Making the case for more civics in the classroom

Making the case for more civics in the classroom

(District of Columbia) After many years of being pushed away from the core curriculum in most public schools, civic education may be poised for a comeback—at least, that’s what some hope.

As Congress deliberates the 2018 budget plan, some advocates are pushing hard for an increase in federal money to support instruction in a number of liberal arts subjects including civics, history and social studies.

“I’ve worn out two pairs of shoes so far this year walking the halls,” said Ted McConnell, executive director of the Campaign for the Civic Mission of Schools, a program of the Annenberg Public Policy Center at the University of Pennsylvania. “We’re feeling good that Congress will really finally appropriate a significant amount here.”

Although there’s currently just $1.7 million set aside for funding new professional development programs supporting history and civics education, there is an expectation that Congress will add as much as $500 million into Title IV of the Every Student Succeeds Act that states can use for the same purpose.

The Student Support and Academic Enrichment Grants were originally envisioned as a resource for states and school districts to provide a “well-rounded” education that could include music, the arts, environmental courses as well as civics.

The spending plan released earlier this spring by President Donald Trump provided no money for Title IV, but the House leadership has offered to put $500 million toward the Enrichment Grants.

When Congress and former President Barack Obama were negotiating ESSA there was an agreement to collapse into a block grant a number of small federal funding programs that supported health, safety, the arts, technology and history and civics education. Originally, Title IV was to have been funded at $1.5 billion.

While most school boards and state educational agencies continue to focus on reading and math as well as the STEM subjects—science, technology, engineer and math—there is also growing interest in making civics a centerpiece of the curriculum.
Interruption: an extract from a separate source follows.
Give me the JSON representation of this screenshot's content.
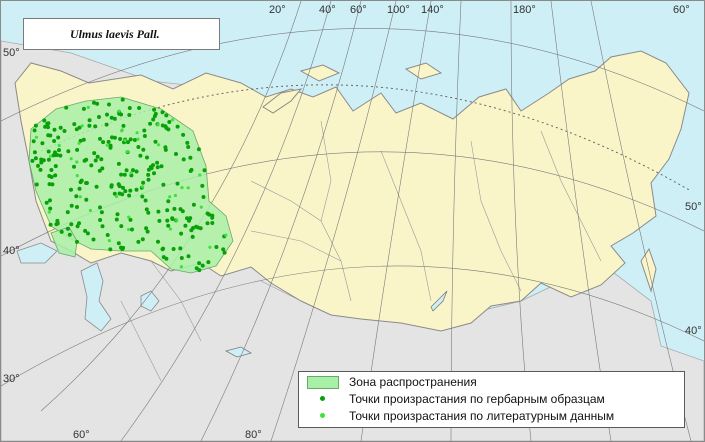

Two states—Nevada and Delaware—made specific mention of civics education as part of the ESSA state plans. And there are also ongoing campaigns in California, Florida and Illinois to encourage districts to teach students—especially those in high school—more about how government works.

The effort comes as the average voter’s knowledge about civics and government is perhaps at its lowest ebb in decades.

Consider that a poll from the Annenberg Public Policy Center conducted last fall found only 30 percent of adults were able to name all three branches of government. The survey found a similar number believed that a ruling from the U.S. Supreme Court could be appealed. And almost 40 percent of participants said that the president has the power to declare war.

It wasn’t always this way.

“Civics education has in the past held a significant place in the school curriculum—that isn’t so true anymore,” said McConnell. “Most high schools in the sixties required students to take three courses in civics and U.S. history. They’ve been largely replaced by just one on the dry structure of the government. It’s too little, too late.”